If you have been convicted of a crime in Colorado, do you know that you have the right to pursue post-conviction relief to vacate your verdict or sentence? If your constitutional rights were violated during the proceedings, you have a right to file what is known as Rule 35 motion to petition the court for post-conviction relief, regardless of whether you were found guilty or accepted a plea deal. There are several types of post-conviction relief that can be obtained through Rule 35.
Rule 35(c), Ineffective Assistance of Counsel, is the most widely used and important form of post-conviction relief. The Sixth Amendment guarantees all criminal defendants the right to a constitutionally effective attorney. If your attorney’s performance fell below the constitutional standard, you may be eligible for post-conviction relief, which could include setting aside the judgment and conviction in your case.
Other uses of these laws include Rule 35(a), Correction of Illegal Sentence or Rule 35(b) for Sentence Reconsiderations. “The court may correct a sentence that was not authorized by law or that was imposed without jurisdiction at any time and may correct a sentence imposed in an illegal manner within the time provided herein for the reduction of sentence.” This motion is different than filing an appeal in that you are seeking relief from the same court that handled your case as opposed to going to a higher court, or an appellate court, to review the case. And if the court grants your motion, your judgment or sentence may be set aside, lessened, or removed. On Rule 35(b), within 126 days of your sentencing, you are permitted to request that a court change the sentence that it gave you. Whether or not to grant a sentence reconsideration is at the discretion of the court. However, there is no penalty to asking for a sentence reconsideration even if the judge does not grant it. Thus, a sentence reconsideration motion is common in many cases.

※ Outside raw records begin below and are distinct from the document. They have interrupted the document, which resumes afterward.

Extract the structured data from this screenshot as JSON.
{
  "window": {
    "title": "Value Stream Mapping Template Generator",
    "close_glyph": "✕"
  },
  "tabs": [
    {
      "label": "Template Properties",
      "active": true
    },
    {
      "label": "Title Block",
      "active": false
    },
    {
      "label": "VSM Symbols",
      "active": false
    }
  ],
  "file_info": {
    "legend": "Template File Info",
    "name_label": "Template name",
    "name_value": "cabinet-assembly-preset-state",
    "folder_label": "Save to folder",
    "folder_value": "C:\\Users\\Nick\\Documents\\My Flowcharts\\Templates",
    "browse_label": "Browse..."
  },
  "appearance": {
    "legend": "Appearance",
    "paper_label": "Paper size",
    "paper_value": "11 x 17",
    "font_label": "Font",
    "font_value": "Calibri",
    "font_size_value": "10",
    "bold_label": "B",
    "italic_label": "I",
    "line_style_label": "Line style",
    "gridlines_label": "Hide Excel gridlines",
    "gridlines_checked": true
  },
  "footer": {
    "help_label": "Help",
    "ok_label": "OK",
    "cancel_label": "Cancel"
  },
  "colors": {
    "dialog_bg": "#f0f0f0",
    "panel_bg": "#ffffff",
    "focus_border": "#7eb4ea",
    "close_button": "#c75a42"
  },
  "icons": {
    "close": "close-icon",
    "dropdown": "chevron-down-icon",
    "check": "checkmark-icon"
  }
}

How long do I have to file a post-conviction motion?
In Colorado, the statute of limitations to file a post-conviction relief motion depends on the type of offense in your case:
- Class 1 felonies: No time limit

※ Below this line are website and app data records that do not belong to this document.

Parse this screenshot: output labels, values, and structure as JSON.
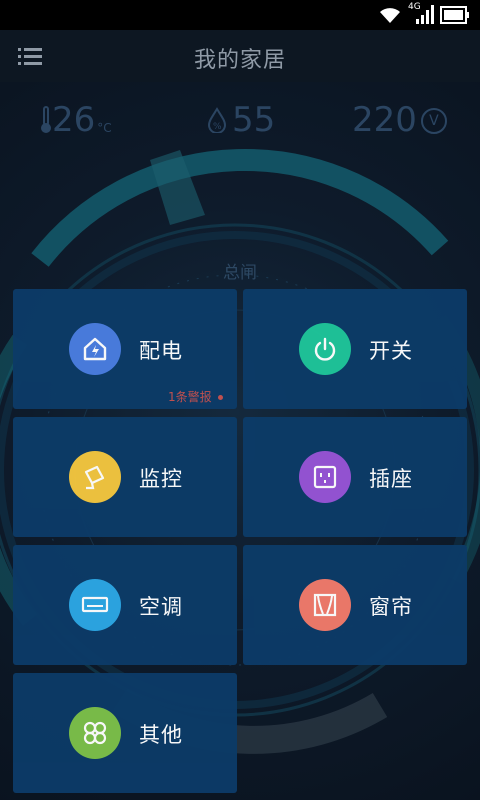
{
  "status_bar": {
    "network": "4G"
  },
  "app_bar": {
    "title": "我的家居",
    "menu_icon": "menu-icon"
  },
  "metrics": {
    "temperature": {
      "value": "26",
      "unit": "°C",
      "icon": "thermometer-icon"
    },
    "humidity": {
      "value": "55",
      "icon": "water-drop-icon"
    },
    "voltage": {
      "value": "220",
      "unit": "V",
      "icon": "volt-icon"
    }
  },
  "gauge": {
    "label": "总闸"
  },
  "alarm": {
    "text": "1条警报"
  },
  "tiles": [
    {
      "label": "配电",
      "icon": "power-distribution-icon",
      "color": "#4a7de0"
    },
    {
      "label": "开关",
      "icon": "power-switch-icon",
      "color": "#1fc59a"
    },
    {
      "label": "监控",
      "icon": "camera-icon",
      "color": "#f3c63f"
    },
    {
      "label": "插座",
      "icon": "socket-icon",
      "color": "#9754d6"
    },
    {
      "label": "空调",
      "icon": "air-conditioner-icon",
      "color": "#2ca7e4"
    },
    {
      "label": "窗帘",
      "icon": "curtain-icon",
      "color": "#f17a6b"
    },
    {
      "label": "其他",
      "icon": "grid-icon",
      "color": "#7cc04a"
    }
  ]
}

- All other felonies: Three years
- Misdemeanors: 18 months
- Petty offenses: Six months
If the time limit has passed, there are some limited exceptions to the statute of limitations:
- The court entering a judgment of conviction did not have jurisdiction over you or the subject matter of your case.
- You were unable to meet the filing deadline because you were determined to be incompetent or were institutionalized for being mentally ill.
- The failure to seek relief before the time limit was the result of circumstances amounting to “justifiable excuse or excusable neglect.”
What are the grounds for filing?
Not every type of claim can be raised under Rule 35, but you can still make a claim even if you filed an unsuccessful appeal. However, it’s important to note that this rule does not establish the right to re-try the case or to raise any issues that were previously decided or could have been presented with your initial appeal. The most common grounds for post-conviction relief under Rule 35 include:
- Your conviction or sentence violates the U.S. and/or Colorado Constitution or laws.
- You were convicted under a law that is illegal or unconstitutional.
- Your conduct was legal or constitutionally protected.
- Your case was heard by a court that didn’t have proper jurisdiction.
- You have new evidence of “material facts” that could not have been reasonably discovered or known prior to the trial.
- The sentence has already been fully served, or there has been an unlawful revocation of parole, probation, and/or conditional release.
- Other grounds, known as collateral attacks, include ineffective assistance of counsel or prosecutorial misconduct.
What are some Rule 35 post-conviction collateral attacks?
A collateral attack, as opposed to a direct attack, “is a challenge on the validity of a prior judgment through a new case rather than by a direct appeal (Cornell Law).” Ineffective assistance of counsel claims is one of the most common collateral attacks used in post-conviction Rule 35 motions. It can include not only poor representation by your lawyer during a trial but also other facets such as investigation, advising a client, wrong advice to plead guilty, failure to retain experts, etc. The main case setting forth the standard for ineffective counsel is Strickland v. Washington and it requires that you show two things:
- Counsel’s performance fell below the constitutional standard and was objectively deficient.
- There is a reasonable probability that a competent attorney would have led to a different outcome.
How we can help
Navigating the post-conviction process takes experience from someone who knows the proper steps to take full advantage of the laws involved. The Civil Rights Litigation Group handles both civil rights and criminal defense cases so we are uniquely qualified to help you with your post-conviction relief case. Call us for a free consultation to determine your eligibility for post-conviction relief, and to help us formulate the best strategy for putting your past where it belongs—behind you.
Call 720-515-6165 for a free consultation.